An effective IT leader needs friends on the executive committee for support on key projects and initiatives. Here is why the CFO should be the CIO's executive BFF.
The CIO's status and influence is growing in the enterprise, according to the Harvey Nash/KPMG CIO Survey 2016 in which 3,352 CIOs and technology leaders from 82 countries participated. The survey found that 34% of respondents now report directly to the CEO, while 57% sit on the executive board or committee. With increased executive power comes an increased need to form strong executive partnerships, and one of the most useful partnerships is that which can exist between a CIO and CFO.
In many organizations the CIO will still report to the CFO, but the trend is for a direct reporting relationship between CIO and CEO. In general, that's good for the CIO but it brings complication, as well. One of the major complications is the business expectation that comes from a direct reporting relationship with the CEO. Another is the increasing importance of a digital strategy in most businesses.
On the one hand, the rising importance of the digital strategy is part of the CIO's rising influence. On the other hand, more executives with titles like "Chief Digital Officer" are expected to have a hand in formulating that strategy. For the CIO to retain his or her influence, they must form alliances with other executives -- executives that can champion their cause and join their project teams.
Why is the CFO such an important executive partner? The answer boils down, of course, to money, but the money is reflected in influence. In most organizations, the CFO is a principle trusted ally of the CEO and a key member of the executive committee. The influence represented by the CFO can be critical when it comes to finding the resources required to move forward with a CIO's agenda and do the job that the CEO and executive committee expect of the CIO.
This list is about the "why" of the relationship: The "how" is a much different discussion.

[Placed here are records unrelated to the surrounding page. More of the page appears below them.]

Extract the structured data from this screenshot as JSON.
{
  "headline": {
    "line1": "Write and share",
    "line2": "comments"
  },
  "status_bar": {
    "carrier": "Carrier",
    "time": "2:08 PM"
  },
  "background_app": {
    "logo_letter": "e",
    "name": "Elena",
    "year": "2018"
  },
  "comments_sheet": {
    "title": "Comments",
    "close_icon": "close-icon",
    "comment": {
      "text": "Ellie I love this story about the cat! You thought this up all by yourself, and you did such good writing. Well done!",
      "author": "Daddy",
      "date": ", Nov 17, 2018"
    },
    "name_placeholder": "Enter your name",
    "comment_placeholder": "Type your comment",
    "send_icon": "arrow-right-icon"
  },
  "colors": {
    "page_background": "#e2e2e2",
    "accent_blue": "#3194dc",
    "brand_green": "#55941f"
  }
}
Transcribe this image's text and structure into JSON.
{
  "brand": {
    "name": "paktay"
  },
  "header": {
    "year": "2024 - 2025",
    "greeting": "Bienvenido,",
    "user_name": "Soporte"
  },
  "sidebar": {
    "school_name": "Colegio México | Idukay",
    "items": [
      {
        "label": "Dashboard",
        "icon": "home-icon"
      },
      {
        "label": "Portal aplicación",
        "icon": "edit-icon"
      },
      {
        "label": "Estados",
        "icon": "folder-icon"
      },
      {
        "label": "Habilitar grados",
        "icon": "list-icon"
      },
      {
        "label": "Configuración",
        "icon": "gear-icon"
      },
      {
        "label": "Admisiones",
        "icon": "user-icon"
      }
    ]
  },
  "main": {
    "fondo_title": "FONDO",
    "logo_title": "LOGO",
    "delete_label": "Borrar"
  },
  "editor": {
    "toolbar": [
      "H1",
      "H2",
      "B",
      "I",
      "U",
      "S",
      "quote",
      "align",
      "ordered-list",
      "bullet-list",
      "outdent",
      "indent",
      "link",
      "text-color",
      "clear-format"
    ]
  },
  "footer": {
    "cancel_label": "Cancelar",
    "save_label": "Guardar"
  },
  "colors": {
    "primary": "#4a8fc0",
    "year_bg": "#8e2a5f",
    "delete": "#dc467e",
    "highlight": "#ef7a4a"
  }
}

Before we get there, though, let's agree that this is a relationship that deserves attention. You'll see five reasons here -- I suspect you can think of others. I'd be interested in knowing what those reasons might be, so let me know in your comments. I would also be interested in knowing whether you think my premise is wrong -- that the CFO is not a key ally of the CIO. If you think I'm barking up the wrong executive tree, here, definitely let me know because I would love to get your ideas on who the CIO should befriend among those in the corner offices.